    1. Glad you enjoyed it! Part 2 is now up!

  3. Lots of great birding opportunities! I like that they had seats near the feeder... nice for those of us who don't have a lot of telephoto.

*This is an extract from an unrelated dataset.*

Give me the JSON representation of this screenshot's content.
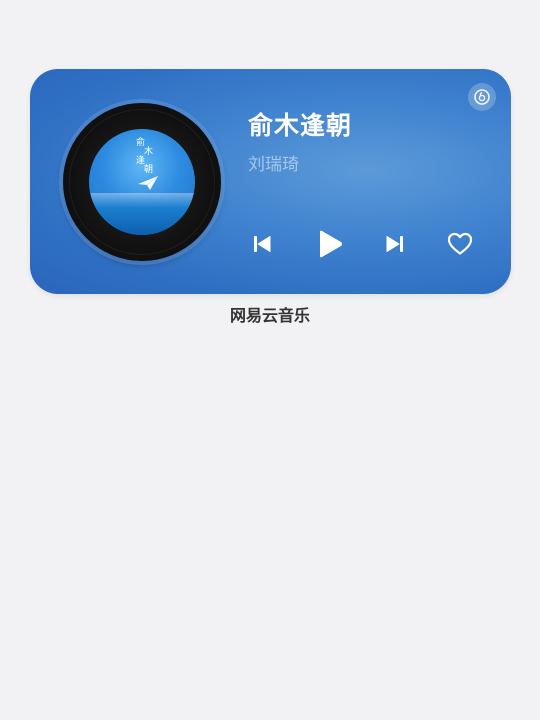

I especially liked seeing the birds that were related to our Ohio birds.